— PROBLEM DESCRIPTION —
Could the data below be copied exactly, minus the pictures?

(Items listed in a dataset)
════

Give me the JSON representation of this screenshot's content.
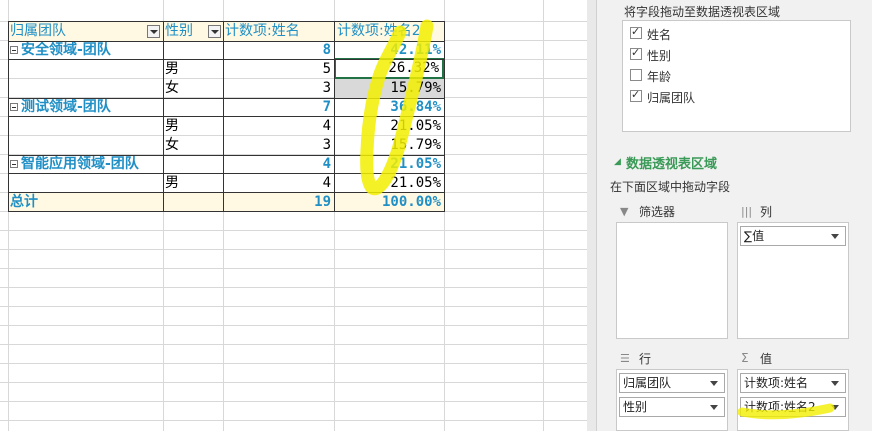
{
  "pivot": {
    "headers": {
      "col1": "归属团队",
      "col2": "性别",
      "col3": "计数项:姓名",
      "col4": "计数项:姓名2"
    },
    "groups": [
      {
        "name": "安全领域-团队",
        "count": "8",
        "pct": "42.11%",
        "rows": [
          {
            "gender": "男",
            "count": "5",
            "pct": "26.32%"
          },
          {
            "gender": "女",
            "count": "3",
            "pct": "15.79%"
          }
        ]
      },
      {
        "name": "测试领域-团队",
        "count": "7",
        "pct": "36.84%",
        "rows": [
          {
            "gender": "男",
            "count": "4",
            "pct": "21.05%"
          },
          {
            "gender": "女",
            "count": "3",
            "pct": "15.79%"
          }
        ]
      },
      {
        "name": "智能应用领域-团队",
        "count": "4",
        "pct": "21.05%",
        "rows": [
          {
            "gender": "男",
            "count": "4",
            "pct": "21.05%"
          }
        ]
      }
    ],
    "total": {
      "label": "总计",
      "count": "19",
      "pct": "100.00%"
    }
  },
  "panel": {
    "drag_hint": "将字段拖动至数据透视表区域",
    "fields": [
      {
        "label": "姓名",
        "checked": true
      },
      {
        "label": "性别",
        "checked": true
      },
      {
        "label": "年龄",
        "checked": false
      },
      {
        "label": "归属团队",
        "checked": true
      }
    ],
    "area_title": "数据透视表区域",
    "area_hint": "在下面区域中拖动字段",
    "filter_label": "筛选器",
    "column_label": "列",
    "column_item": "∑值",
    "row_label": "行",
    "value_label": "值",
    "row_items": [
      "归属团队",
      "性别"
    ],
    "value_items": [
      "计数项:姓名",
      "计数项:姓名2"
    ]
  },
  "colors": {
    "header_text": "#1f8fc5",
    "header_bg": "#fff9e3",
    "highlight": "#f5f200",
    "area_title": "#3a9a57"
  }
}
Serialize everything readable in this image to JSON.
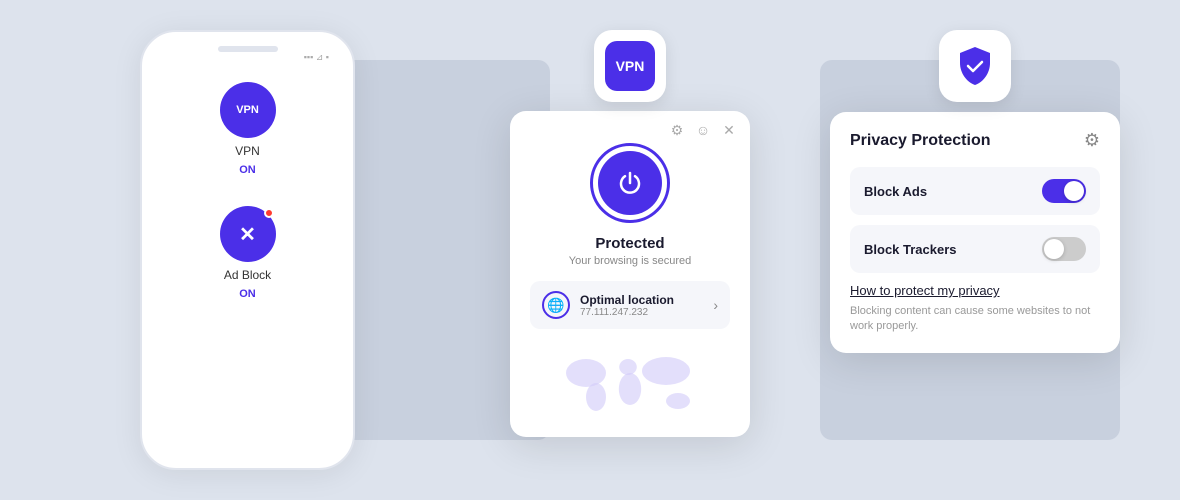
{
  "background": {
    "color": "#dde3ed"
  },
  "phone": {
    "status": "●●● ▲ ◼",
    "apps": [
      {
        "id": "vpn",
        "label": "VPN",
        "status": "ON",
        "icon_text": "VPN",
        "has_notification": false
      },
      {
        "id": "adblock",
        "label": "Ad Block",
        "status": "ON",
        "icon_text": "✕",
        "has_notification": true
      }
    ]
  },
  "vpn_popup": {
    "app_icon_label": "VPN",
    "header_icons": [
      "gear",
      "emoji",
      "close"
    ],
    "status_title": "Protected",
    "status_subtitle": "Your browsing is secured",
    "location": {
      "name": "Optimal location",
      "ip": "77.111.247.232"
    },
    "power_button_label": "power"
  },
  "privacy_popup": {
    "title": "Privacy Protection",
    "options": [
      {
        "label": "Block Ads",
        "enabled": true
      },
      {
        "label": "Block Trackers",
        "enabled": false
      }
    ],
    "link_text": "How to protect my privacy",
    "note": "Blocking content can cause some websites to not work properly."
  }
}
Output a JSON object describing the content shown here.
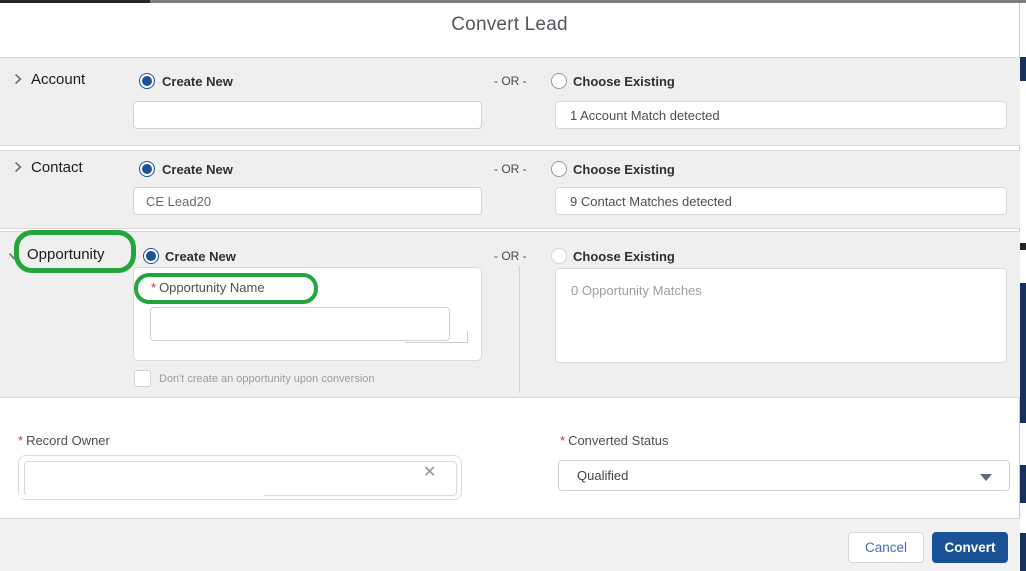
{
  "modal": {
    "title": "Convert Lead"
  },
  "sections": [
    {
      "label": "Account",
      "create_new": "Create New",
      "or": "- OR -",
      "choose_existing": "Choose Existing",
      "input_value": "",
      "match_text": "1 Account Match detected"
    },
    {
      "label": "Contact",
      "create_new": "Create New",
      "or": "- OR -",
      "choose_existing": "Choose Existing",
      "input_value": "CE Lead20",
      "match_text": "9 Contact Matches detected"
    },
    {
      "label": "Opportunity",
      "create_new": "Create New",
      "or": "- OR -",
      "choose_existing": "Choose Existing",
      "required_marker": "*",
      "opportunity_name_label": "Opportunity Name",
      "opportunity_name_value": "",
      "dont_create_label": "Don't create an opportunity upon conversion",
      "match_text": "0 Opportunity Matches"
    }
  ],
  "fields": {
    "required_marker": "*",
    "record_owner": {
      "label": "Record Owner",
      "value": "",
      "clear_icon": "✕"
    },
    "converted_status": {
      "label": "Converted Status",
      "value": "Qualified"
    }
  },
  "footer": {
    "cancel_label": "Cancel",
    "convert_label": "Convert"
  },
  "colors": {
    "brand_button": "#1b5297",
    "cancel_text": "#3e6fba",
    "annotation_green": "#23a53d",
    "section_background": "#f0efef",
    "edge_navy": "#16325c",
    "required_red": "#c23934"
  }
}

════

— COMPLETED TASK —
Give me the JSON representation of this screenshot's content.
{
  "pivot": {
    "headers": {
      "col1": "归属团队",
      "col2": "性别",
      "col3": "计数项:姓名",
      "col4": "计数项:姓名2"
    },
    "groups": [
      {
        "name": "安全领域-团队",
        "count": "8",
        "pct": "42.11%",
        "rows": [
          {
            "gender": "男",
            "count": "5",
            "pct": "26.32%"
          },
          {
            "gender": "女",
            "count": "3",
            "pct": "15.79%"
          }
        ]
      },
      {
        "name": "测试领域-团队",
        "count": "7",
        "pct": "36.84%",
        "rows": [
          {
            "gender": "男",
            "count": "4",
            "pct": "21.05%"
          },
          {
            "gender": "女",
            "count": "3",
            "pct": "15.79%"
          }
        ]
      },
      {
        "name": "智能应用领域-团队",
        "count": "4",
        "pct": "21.05%",
        "rows": [
          {
            "gender": "男",
            "count": "4",
            "pct": "21.05%"
          }
        ]
      }
    ],
    "total": {
      "label": "总计",
      "count": "19",
      "pct": "100.00%"
    }
  },
  "panel": {
    "drag_hint": "将字段拖动至数据透视表区域",
    "fields": [
      {
        "label": "姓名",
        "checked": true
      },
      {
        "label": "性别",
        "checked": true
      },
      {
        "label": "年龄",
        "checked": false
      },
      {
        "label": "归属团队",
        "checked": true
      }
    ],
    "area_title": "数据透视表区域",
    "area_hint": "在下面区域中拖动字段",
    "filter_label": "筛选器",
    "column_label": "列",
    "column_item": "∑值",
    "row_label": "行",
    "value_label": "值",
    "row_items": [
      "归属团队",
      "性别"
    ],
    "value_items": [
      "计数项:姓名",
      "计数项:姓名2"
    ]
  },
  "colors": {
    "header_text": "#1f8fc5",
    "header_bg": "#fff9e3",
    "highlight": "#f5f200",
    "area_title": "#3a9a57"
  }
}
Serialize everything readable in this image to JSON.
{
  "background": {
    "color": "#dde3ed"
  },
  "phone": {
    "status": "●●● ▲ ◼",
    "apps": [
      {
        "id": "vpn",
        "label": "VPN",
        "status": "ON",
        "icon_text": "VPN",
        "has_notification": false
      },
      {
        "id": "adblock",
        "label": "Ad Block",
        "status": "ON",
        "icon_text": "✕",
        "has_notification": true
      }
    ]
  },
  "vpn_popup": {
    "app_icon_label": "VPN",
    "header_icons": [
      "gear",
      "emoji",
      "close"
    ],
    "status_title": "Protected",
    "status_subtitle": "Your browsing is secured",
    "location": {
      "name": "Optimal location",
      "ip": "77.111.247.232"
    },
    "power_button_label": "power"
  },
  "privacy_popup": {
    "title": "Privacy Protection",
    "options": [
      {
        "label": "Block Ads",
        "enabled": true
      },
      {
        "label": "Block Trackers",
        "enabled": false
      }
    ],
    "link_text": "How to protect my privacy",
    "note": "Blocking content can cause some websites to not work properly."
  }
}
Output a JSON object describing the content shown here.
{
  "modal": {
    "title": "Convert Lead"
  },
  "sections": [
    {
      "label": "Account",
      "create_new": "Create New",
      "or": "- OR -",
      "choose_existing": "Choose Existing",
      "input_value": "",
      "match_text": "1 Account Match detected"
    },
    {
      "label": "Contact",
      "create_new": "Create New",
      "or": "- OR -",
      "choose_existing": "Choose Existing",
      "input_value": "CE Lead20",
      "match_text": "9 Contact Matches detected"
    },
    {
      "label": "Opportunity",
      "create_new": "Create New",
      "or": "- OR -",
      "choose_existing": "Choose Existing",
      "required_marker": "*",
      "opportunity_name_label": "Opportunity Name",
      "opportunity_name_value": "",
      "dont_create_label": "Don't create an opportunity upon conversion",
      "match_text": "0 Opportunity Matches"
    }
  ],
  "fields": {
    "required_marker": "*",
    "record_owner": {
      "label": "Record Owner",
      "value": "",
      "clear_icon": "✕"
    },
    "converted_status": {
      "label": "Converted Status",
      "value": "Qualified"
    }
  },
  "footer": {
    "cancel_label": "Cancel",
    "convert_label": "Convert"
  },
  "colors": {
    "brand_button": "#1b5297",
    "cancel_text": "#3e6fba",
    "annotation_green": "#23a53d",
    "section_background": "#f0efef",
    "edge_navy": "#16325c",
    "required_red": "#c23934"
  }
}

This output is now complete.